## Web page and app entries:
· · · · · · ·

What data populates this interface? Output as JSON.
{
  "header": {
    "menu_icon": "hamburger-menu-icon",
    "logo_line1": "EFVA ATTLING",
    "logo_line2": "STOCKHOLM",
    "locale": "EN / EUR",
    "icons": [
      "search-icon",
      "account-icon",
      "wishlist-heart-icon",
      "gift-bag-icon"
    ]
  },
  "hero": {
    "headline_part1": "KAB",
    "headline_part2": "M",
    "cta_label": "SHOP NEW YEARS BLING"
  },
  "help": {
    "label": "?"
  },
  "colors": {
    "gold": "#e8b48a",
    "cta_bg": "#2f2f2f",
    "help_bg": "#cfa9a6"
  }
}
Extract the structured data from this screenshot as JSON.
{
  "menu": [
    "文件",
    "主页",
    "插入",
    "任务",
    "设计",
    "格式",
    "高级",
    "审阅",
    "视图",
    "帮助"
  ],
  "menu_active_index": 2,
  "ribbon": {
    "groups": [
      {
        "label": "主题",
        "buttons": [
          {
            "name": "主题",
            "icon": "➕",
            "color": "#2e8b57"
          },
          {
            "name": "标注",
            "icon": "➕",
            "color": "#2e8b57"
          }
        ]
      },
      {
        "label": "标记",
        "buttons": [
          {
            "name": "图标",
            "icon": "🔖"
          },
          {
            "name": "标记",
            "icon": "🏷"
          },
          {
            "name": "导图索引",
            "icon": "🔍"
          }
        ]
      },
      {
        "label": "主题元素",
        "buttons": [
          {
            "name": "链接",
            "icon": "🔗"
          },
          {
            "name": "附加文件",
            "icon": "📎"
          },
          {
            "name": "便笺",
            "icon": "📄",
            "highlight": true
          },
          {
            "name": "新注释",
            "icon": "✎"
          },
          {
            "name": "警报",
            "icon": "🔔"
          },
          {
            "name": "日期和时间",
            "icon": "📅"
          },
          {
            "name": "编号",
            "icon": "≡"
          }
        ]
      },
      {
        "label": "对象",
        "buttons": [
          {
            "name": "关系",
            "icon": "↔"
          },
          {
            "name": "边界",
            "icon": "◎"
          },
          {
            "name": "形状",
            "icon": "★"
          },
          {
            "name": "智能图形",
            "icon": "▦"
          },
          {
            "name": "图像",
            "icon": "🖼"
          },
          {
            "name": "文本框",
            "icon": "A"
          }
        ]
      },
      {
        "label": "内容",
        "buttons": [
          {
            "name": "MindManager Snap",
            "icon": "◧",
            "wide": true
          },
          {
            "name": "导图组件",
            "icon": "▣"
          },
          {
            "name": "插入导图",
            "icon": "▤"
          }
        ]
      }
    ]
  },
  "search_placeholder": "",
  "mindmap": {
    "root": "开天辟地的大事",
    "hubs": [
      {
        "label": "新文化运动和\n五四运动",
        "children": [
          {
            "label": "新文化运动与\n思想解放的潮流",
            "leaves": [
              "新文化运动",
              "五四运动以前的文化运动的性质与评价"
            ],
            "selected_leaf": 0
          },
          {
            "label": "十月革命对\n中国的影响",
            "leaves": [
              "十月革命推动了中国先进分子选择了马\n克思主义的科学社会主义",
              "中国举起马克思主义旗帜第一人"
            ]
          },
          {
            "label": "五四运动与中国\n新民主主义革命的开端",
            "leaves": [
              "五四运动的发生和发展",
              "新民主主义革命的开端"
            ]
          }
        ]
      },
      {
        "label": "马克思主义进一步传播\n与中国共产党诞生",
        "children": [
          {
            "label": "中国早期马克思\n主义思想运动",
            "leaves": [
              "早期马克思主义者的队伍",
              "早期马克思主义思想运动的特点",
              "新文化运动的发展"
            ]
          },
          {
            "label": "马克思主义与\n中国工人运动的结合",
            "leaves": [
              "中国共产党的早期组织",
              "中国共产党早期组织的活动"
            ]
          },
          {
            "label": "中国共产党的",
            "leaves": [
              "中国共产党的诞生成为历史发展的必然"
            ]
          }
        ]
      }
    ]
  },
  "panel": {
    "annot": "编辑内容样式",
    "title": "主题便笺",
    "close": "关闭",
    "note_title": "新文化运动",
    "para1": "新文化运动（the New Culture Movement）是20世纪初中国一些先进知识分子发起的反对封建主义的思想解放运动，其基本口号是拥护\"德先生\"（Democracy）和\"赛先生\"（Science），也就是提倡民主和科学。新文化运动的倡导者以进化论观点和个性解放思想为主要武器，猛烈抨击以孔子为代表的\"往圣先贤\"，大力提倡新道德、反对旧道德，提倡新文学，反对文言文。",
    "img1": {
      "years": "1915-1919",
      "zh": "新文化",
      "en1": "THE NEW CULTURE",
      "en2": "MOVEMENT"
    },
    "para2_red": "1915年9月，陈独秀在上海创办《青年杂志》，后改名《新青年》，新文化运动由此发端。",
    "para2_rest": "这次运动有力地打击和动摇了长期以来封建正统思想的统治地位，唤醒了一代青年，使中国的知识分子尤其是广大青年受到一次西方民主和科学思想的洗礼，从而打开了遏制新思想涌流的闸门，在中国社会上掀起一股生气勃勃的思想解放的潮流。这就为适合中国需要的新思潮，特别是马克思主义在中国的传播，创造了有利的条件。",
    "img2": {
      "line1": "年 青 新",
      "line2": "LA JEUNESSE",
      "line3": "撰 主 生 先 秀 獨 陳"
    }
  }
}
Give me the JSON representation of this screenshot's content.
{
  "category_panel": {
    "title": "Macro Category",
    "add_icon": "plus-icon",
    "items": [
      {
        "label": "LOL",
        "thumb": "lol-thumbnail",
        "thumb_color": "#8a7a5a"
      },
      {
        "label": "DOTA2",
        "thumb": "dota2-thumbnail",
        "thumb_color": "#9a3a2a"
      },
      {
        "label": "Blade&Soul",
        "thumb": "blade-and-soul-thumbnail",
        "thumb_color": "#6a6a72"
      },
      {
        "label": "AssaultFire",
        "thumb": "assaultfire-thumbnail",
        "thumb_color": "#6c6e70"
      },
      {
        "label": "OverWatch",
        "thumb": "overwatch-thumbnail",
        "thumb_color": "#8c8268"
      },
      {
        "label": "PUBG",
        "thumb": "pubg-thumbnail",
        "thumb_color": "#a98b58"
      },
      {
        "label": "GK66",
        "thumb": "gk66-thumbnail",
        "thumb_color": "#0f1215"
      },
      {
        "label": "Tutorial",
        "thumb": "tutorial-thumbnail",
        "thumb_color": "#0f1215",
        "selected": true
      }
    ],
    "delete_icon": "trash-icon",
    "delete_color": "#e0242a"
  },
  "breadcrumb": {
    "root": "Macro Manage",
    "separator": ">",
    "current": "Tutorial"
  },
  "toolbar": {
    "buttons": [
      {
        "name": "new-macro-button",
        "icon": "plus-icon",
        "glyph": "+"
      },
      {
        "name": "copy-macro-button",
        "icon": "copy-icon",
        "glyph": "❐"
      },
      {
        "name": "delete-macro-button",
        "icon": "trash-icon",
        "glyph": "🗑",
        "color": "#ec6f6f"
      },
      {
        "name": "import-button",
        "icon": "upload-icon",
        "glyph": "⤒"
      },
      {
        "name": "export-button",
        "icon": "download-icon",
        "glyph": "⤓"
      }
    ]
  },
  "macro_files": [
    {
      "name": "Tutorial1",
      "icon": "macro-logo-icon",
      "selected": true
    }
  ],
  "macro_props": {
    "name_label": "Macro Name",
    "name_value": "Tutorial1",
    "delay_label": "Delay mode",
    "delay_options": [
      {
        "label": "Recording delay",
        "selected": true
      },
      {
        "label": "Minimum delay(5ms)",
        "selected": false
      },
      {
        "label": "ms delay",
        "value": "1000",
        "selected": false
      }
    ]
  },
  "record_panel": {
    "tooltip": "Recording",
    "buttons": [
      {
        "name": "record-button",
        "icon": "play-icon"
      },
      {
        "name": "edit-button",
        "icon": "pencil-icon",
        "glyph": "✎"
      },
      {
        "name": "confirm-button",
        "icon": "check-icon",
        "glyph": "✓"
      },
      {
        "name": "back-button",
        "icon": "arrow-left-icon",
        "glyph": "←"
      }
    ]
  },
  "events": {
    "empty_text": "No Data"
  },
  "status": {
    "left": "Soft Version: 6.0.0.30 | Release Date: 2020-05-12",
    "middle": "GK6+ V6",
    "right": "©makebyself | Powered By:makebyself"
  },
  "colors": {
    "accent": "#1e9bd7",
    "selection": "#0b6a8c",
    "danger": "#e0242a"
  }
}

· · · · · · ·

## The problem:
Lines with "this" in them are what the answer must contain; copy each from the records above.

## Written solution:
What data populates this interface? Output as JSON.
Extract the structured data from this screenshot as JSON.
Give me the JSON representation of this screenshot's content.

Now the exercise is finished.